TASK DIRECTIONS:
Every line holding the string "select" should be copied out of the listing.

TASK DATA:

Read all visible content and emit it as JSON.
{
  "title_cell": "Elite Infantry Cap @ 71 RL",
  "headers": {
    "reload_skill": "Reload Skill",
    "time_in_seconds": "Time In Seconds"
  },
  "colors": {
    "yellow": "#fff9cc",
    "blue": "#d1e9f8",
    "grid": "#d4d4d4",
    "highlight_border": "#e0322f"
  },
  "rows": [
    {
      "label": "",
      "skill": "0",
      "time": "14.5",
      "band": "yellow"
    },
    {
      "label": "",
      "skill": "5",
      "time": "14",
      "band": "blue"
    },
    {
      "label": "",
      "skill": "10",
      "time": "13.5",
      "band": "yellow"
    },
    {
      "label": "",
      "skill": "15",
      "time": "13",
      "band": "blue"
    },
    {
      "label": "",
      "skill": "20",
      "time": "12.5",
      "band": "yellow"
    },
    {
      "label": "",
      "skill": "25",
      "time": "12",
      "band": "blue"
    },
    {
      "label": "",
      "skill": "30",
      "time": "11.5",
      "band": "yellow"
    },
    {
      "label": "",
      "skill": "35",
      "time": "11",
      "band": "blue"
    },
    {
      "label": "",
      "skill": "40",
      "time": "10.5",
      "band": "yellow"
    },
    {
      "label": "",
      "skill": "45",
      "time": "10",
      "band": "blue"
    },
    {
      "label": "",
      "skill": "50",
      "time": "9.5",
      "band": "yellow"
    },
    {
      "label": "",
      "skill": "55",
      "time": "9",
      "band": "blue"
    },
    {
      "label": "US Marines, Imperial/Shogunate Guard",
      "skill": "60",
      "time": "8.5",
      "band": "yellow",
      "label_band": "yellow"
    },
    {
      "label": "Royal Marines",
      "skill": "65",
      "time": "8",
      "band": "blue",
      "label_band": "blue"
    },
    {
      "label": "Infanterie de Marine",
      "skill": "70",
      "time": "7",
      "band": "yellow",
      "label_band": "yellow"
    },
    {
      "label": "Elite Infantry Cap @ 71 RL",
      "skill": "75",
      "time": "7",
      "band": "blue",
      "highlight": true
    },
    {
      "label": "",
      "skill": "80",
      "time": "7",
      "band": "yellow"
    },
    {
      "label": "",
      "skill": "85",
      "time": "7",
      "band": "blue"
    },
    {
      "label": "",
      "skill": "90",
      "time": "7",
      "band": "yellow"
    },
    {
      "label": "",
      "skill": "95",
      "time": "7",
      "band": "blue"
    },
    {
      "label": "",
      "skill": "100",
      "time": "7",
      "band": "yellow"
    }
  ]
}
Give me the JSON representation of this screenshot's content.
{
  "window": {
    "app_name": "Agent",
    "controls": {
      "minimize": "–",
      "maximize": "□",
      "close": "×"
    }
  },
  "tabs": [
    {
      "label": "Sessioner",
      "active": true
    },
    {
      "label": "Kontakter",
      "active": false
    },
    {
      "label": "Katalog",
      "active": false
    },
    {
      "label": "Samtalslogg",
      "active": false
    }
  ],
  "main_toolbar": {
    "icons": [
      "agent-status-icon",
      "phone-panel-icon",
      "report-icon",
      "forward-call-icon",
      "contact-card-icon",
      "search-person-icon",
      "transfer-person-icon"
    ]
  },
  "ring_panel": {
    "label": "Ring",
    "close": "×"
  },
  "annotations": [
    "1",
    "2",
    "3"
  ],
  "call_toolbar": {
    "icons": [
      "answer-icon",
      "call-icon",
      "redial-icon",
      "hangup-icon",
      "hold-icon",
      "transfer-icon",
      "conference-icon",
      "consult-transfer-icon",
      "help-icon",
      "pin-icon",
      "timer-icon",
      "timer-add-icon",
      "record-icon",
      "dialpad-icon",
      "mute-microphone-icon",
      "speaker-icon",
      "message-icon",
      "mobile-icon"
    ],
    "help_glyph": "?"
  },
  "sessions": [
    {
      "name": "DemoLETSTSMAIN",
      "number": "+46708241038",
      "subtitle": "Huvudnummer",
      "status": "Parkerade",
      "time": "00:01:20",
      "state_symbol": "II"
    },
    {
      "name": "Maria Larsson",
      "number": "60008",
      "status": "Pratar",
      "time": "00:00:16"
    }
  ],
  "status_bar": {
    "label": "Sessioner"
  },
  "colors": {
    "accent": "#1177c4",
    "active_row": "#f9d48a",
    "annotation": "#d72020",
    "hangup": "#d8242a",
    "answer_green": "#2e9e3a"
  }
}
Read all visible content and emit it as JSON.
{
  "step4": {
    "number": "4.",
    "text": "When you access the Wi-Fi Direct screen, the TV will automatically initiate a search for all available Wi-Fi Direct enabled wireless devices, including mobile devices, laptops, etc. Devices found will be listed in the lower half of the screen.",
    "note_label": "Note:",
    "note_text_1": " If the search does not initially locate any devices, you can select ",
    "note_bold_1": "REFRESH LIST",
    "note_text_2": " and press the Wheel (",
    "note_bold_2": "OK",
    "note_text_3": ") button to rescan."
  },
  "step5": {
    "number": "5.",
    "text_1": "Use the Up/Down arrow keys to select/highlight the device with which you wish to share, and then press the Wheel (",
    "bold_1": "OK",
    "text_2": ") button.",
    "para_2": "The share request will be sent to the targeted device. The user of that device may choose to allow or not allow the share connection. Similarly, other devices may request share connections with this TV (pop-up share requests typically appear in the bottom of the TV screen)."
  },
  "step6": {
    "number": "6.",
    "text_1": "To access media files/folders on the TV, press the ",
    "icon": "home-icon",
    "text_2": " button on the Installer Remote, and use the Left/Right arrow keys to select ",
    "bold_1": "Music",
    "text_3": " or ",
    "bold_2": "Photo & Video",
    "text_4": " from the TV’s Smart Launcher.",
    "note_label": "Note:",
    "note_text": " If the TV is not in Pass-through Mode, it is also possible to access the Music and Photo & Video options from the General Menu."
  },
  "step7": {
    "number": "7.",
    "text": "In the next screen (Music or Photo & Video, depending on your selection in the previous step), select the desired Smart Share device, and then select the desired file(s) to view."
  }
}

RESULT FOR THIS EXERCISE:
    "note_text_1": " If the search does not initially locate any devices, you can select ",
    "text_1": "Use the Up/Down arrow keys to select/highlight the device with which you wish to share, and then press the Wheel (",
    "text_2": " button on the Installer Remote, and use the Left/Right arrow keys to select ",
    "text": "In the next screen (Music or Photo & Video, depending on your selection in the previous step), select the desired Smart Share device, and then select the desired file(s) to view."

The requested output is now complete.